The vote Tuesday represents a major victory for environmental groups that sued three years ago to stop the expansion. The Foothill Conservancy, California Sportfishing Protection Alliance and Friends of the River prevailed in a Sacramento County court. EBMUD later released a revised environmental impact report on the plan that projects how the utility will meet its customers’ water demands through 2040.
A new staff recommendation to the EBMUD board called for removal of the Pardee project, and the board signaled its favor for that recommendation in a March 27 public workshop in Oakland.
“We are very happy with the outcome of this long and challenging process,” said Foothill Conservancy President Katherine Evatt. “We’re proud of our foothill communities for coming together to tell EBMUD ‘no’ and to protect the Mokelumne River. We’re glad we filed the suit and saw it through. And we’re grateful to EBMUD for changing course. Their decision is right for the foothills, right for the East Bay, and right for the Mokelumne River.”
Evatt said her organization will now focus on an effort to secure a National Wild and Scenic River designation for the stretch of river popular with fishermen and whitewater rafters “so no one has to go through a process like this on the upper Moke again.”
To meet future water needs, EBMUD will instead begin a joint project with the Contra Costa Water District to expand Los Vaqueros Reservoir in the Bay Area.
EBMUD released a revised draft environmental impact report in December 2011 following a Sacramento County judge’s ruling that a Pardee expansion would have significant, unmitigable impacts on recreational and Miwok cultural uses of the Mokelumne River.
While dozens of Calaveras and Amador county residents spoke out against the Pardee portion of the plan in a series of town hall-style meetings during the past two years, and support for it remained mostly muted, the Calaveras County Water District has expressed interest in continued study of an expansion for purposes of creating additional water storage that could benefit local residents.
“This process worked,” said EBMUD board president John A. Coleman. “We listened, we heard, and we acted.
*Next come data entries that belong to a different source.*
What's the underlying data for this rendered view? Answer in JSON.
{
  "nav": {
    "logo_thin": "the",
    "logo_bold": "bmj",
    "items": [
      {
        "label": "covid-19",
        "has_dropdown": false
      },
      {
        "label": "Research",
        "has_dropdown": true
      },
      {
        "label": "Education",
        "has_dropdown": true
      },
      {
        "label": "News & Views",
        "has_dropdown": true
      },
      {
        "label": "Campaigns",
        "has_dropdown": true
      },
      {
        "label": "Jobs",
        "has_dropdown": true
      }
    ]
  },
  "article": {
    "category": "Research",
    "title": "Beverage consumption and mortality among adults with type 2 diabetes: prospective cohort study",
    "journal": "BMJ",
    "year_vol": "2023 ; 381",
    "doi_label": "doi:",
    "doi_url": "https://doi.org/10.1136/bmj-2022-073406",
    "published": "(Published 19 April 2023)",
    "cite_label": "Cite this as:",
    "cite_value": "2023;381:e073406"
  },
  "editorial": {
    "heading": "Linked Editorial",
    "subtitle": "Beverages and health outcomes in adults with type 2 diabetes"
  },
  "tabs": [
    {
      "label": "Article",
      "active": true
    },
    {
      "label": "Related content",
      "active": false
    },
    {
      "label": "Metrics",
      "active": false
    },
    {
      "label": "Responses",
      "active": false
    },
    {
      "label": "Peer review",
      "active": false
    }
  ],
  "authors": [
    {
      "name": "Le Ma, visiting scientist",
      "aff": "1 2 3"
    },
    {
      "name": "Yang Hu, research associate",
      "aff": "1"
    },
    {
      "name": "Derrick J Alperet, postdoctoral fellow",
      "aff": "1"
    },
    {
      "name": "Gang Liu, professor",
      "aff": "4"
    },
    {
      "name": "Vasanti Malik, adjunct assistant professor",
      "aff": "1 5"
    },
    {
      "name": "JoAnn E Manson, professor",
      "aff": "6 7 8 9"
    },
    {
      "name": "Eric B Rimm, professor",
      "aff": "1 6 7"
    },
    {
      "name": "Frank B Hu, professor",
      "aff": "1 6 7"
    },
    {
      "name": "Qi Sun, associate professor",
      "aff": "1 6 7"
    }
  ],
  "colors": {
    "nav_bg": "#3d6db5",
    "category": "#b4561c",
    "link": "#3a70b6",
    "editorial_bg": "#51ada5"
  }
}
It has always been our intent to do the right thing for our customers and partners to get the best use possible out of this precious resource. Together, we will continue to work cooperatively as a region to solve other tough problems ahead.”